Using Digital Trace Data in the Social Sciences, University of Konstanz (Summer 2018)

Instructor: Andreas Jungherr

Week 1: Introduction and Conceptual Issues in the Use of Digital Trace Data in Social Science

Welcome to the course! You have interesting sessions to look forward to. At the end of which, I hope you are at least as excited by the work with digital trace data as you are now but of course much more able to translate that excitement into actual scientific projects.

In our first session, we will discuss the background of working with digital trace data. We will start by discussing some of the expectations connected with this new data sources. Here, we will discuss the terms Computational Social Science, Digital Methods, Big Data, and Digital Trace Data.

We then will focus on two prominent fallacies in the work with digital trace data:

  1. The n = all fallacy;
  2. The mirror hypothesis.

Both fallacies can be found explicitly or implicitly in prominent works based on digital trace data. They are central to limiting the value of research based on digital trace data and to raising false expectations of which types of insight these data type can actually deliver.
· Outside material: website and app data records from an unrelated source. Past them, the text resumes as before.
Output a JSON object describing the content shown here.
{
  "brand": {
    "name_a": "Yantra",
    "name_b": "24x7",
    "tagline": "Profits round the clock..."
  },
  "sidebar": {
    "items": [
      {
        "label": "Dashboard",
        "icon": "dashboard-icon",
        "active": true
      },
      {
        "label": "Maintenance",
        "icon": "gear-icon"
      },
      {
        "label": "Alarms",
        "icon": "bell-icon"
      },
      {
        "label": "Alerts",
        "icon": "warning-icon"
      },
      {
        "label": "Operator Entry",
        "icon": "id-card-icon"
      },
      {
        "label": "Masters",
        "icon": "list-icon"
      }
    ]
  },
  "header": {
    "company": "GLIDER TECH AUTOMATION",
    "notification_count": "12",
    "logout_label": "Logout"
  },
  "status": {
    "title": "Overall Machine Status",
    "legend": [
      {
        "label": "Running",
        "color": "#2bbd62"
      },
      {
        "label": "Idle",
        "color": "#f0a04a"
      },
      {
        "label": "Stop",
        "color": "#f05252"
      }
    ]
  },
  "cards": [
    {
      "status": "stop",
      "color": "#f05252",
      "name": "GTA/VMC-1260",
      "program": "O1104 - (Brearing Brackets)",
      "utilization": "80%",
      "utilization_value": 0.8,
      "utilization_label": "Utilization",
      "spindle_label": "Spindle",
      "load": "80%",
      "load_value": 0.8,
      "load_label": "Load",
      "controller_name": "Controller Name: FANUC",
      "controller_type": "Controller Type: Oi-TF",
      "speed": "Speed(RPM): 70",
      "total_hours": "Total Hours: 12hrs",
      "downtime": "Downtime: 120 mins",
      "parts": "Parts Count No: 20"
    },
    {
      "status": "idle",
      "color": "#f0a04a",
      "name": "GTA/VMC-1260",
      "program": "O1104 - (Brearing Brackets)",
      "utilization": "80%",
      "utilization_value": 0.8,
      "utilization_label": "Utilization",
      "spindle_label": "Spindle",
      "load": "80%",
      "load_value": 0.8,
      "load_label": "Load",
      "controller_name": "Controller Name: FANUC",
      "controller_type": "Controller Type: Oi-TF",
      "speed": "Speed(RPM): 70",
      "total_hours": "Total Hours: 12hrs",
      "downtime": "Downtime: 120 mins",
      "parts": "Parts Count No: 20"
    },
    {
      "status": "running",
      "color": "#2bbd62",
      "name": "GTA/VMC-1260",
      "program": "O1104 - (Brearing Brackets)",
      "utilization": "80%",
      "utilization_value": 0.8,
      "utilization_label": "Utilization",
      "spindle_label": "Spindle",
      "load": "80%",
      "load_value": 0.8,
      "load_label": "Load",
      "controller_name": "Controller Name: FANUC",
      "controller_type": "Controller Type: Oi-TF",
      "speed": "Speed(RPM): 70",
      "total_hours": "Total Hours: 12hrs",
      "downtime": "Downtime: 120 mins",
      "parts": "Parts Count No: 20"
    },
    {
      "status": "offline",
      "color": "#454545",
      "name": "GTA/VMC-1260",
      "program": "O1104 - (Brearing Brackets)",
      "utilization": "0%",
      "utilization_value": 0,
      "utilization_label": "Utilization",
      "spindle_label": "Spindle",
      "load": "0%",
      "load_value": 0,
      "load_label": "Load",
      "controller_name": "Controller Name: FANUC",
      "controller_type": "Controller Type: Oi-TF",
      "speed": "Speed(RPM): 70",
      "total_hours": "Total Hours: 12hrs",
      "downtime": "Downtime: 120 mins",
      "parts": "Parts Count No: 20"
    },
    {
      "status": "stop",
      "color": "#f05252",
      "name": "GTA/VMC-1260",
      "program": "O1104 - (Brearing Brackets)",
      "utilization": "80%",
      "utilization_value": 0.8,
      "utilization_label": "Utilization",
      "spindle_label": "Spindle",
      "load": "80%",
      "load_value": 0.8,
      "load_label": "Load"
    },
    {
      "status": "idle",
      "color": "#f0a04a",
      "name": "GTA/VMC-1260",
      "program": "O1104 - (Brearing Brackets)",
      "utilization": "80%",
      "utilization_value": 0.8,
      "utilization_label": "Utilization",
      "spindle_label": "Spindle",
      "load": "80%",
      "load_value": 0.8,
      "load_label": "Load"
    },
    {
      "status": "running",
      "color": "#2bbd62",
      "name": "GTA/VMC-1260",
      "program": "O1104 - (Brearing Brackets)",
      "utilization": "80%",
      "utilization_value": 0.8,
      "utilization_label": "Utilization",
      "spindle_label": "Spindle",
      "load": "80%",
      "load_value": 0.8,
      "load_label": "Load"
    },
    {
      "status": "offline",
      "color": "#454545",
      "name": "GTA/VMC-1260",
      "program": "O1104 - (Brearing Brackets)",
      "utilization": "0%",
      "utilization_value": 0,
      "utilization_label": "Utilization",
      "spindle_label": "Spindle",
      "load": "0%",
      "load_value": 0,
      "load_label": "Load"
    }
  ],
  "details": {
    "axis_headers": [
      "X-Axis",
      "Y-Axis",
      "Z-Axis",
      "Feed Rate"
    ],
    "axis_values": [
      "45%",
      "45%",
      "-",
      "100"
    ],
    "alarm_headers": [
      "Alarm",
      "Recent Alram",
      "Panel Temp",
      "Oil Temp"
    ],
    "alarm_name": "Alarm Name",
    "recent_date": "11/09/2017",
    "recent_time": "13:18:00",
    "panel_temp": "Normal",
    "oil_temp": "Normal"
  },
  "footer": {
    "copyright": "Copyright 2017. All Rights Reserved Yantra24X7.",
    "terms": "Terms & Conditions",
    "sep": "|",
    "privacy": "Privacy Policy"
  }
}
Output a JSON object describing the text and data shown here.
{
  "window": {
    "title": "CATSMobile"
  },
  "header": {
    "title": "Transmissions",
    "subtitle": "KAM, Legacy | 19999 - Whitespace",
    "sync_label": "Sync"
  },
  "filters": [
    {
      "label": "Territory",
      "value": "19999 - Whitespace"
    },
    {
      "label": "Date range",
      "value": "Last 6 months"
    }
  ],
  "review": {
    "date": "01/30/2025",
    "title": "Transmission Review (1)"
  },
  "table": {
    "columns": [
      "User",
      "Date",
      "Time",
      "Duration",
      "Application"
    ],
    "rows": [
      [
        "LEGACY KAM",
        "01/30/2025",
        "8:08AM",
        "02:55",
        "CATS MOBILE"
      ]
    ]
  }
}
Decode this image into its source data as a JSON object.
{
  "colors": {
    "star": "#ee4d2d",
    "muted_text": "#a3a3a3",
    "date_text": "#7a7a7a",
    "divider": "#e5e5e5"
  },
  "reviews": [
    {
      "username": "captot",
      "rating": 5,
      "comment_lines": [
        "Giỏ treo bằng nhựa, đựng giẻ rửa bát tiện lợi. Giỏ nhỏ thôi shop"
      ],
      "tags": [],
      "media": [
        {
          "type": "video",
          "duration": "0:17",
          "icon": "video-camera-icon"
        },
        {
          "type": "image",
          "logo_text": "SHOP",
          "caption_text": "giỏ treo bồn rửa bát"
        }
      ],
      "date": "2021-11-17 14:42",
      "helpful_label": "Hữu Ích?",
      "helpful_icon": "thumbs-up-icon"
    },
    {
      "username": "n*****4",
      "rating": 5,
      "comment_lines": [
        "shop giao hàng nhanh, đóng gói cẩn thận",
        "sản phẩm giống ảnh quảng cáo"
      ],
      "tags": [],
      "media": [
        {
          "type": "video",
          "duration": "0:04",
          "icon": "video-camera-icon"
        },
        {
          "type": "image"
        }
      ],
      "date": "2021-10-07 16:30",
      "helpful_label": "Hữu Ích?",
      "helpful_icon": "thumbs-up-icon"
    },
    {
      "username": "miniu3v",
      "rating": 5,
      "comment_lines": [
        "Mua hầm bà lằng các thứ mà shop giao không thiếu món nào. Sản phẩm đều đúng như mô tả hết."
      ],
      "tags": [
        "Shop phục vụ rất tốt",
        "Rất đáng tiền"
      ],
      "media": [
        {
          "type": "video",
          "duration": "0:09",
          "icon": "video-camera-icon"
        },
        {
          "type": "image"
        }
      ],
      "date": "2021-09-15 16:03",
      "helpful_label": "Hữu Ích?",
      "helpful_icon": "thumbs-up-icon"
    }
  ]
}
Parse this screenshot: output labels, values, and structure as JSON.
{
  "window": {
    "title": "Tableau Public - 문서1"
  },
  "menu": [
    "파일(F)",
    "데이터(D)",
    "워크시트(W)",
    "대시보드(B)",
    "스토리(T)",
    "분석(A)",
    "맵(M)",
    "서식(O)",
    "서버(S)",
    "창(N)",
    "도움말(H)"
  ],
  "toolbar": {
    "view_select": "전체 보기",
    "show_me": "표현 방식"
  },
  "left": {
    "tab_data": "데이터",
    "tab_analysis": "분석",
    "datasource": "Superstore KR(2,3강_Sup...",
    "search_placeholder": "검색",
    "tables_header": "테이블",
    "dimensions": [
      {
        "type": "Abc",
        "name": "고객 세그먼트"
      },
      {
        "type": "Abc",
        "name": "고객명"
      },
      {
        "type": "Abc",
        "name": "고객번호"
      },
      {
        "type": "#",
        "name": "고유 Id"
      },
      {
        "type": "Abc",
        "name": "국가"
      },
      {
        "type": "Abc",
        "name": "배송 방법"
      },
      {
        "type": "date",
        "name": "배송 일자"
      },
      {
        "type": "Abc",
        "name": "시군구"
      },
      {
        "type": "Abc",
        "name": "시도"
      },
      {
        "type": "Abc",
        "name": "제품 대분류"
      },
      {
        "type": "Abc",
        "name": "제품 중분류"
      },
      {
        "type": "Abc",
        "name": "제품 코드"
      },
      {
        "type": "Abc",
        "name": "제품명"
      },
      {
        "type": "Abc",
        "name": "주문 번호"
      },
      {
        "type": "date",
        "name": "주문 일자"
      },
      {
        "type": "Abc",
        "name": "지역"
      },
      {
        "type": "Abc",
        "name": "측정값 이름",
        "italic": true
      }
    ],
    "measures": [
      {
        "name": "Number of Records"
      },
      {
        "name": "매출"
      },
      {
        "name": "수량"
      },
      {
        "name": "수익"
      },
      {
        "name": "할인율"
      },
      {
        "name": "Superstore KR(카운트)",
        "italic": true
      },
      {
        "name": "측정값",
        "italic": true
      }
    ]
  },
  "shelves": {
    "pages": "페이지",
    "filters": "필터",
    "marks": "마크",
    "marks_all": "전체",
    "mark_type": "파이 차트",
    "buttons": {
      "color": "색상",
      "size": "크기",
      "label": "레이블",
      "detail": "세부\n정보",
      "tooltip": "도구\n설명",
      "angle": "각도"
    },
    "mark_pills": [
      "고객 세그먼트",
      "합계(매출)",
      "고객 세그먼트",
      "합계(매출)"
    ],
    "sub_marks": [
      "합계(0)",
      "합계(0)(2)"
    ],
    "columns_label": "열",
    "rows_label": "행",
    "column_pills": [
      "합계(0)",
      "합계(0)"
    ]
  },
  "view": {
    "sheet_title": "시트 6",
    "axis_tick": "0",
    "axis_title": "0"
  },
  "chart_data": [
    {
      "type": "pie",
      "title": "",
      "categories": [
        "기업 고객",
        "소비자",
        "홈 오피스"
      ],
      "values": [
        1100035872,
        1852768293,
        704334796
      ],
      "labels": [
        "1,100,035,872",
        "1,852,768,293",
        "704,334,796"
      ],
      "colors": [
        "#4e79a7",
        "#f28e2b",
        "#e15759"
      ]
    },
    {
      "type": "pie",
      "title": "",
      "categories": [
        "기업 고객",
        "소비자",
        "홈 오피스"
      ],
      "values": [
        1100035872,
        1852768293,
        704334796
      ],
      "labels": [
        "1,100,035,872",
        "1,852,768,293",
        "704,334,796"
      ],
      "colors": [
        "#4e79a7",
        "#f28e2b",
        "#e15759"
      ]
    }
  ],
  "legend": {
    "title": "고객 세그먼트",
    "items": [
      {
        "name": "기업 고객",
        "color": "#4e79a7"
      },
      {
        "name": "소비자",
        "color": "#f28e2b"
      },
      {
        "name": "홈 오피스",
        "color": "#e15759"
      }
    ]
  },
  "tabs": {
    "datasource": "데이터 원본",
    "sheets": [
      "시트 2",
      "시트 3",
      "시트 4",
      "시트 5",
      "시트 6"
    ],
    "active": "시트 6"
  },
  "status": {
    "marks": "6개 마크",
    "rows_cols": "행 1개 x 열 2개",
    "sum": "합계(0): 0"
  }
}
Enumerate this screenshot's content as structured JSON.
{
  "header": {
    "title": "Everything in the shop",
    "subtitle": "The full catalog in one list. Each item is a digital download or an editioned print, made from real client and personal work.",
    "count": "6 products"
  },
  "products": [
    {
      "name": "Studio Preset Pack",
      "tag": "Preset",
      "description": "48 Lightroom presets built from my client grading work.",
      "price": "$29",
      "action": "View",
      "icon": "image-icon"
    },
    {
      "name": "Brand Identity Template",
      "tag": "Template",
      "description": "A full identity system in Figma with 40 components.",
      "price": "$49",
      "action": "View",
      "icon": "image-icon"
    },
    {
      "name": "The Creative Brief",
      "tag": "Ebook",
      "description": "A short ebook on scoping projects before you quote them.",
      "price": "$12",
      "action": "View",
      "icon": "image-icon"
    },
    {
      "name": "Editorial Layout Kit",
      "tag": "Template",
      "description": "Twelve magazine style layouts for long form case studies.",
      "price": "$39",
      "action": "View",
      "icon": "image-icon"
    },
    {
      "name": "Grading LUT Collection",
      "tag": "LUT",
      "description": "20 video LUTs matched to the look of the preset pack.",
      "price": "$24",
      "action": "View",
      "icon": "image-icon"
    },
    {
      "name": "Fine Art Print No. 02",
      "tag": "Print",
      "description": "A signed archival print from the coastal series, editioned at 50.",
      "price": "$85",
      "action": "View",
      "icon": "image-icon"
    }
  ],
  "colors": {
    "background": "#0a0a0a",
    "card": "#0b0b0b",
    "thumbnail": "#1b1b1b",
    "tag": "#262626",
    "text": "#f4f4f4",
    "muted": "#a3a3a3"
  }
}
Central to avoiding these fallacies are three often neglected steps:

In this context, we will quickly talk about the value of interpreting digital trace data as mediated traces of user behavior and, therefore, mediated reflections of social or political phenomena of interest.

After this, we will close by discussing a series of interesting questions in political science closely related to the data generating process leading to the publication of tweets and, therefore, closely connected with digital trace data.

Required Readings:

Background Readings:

Week 2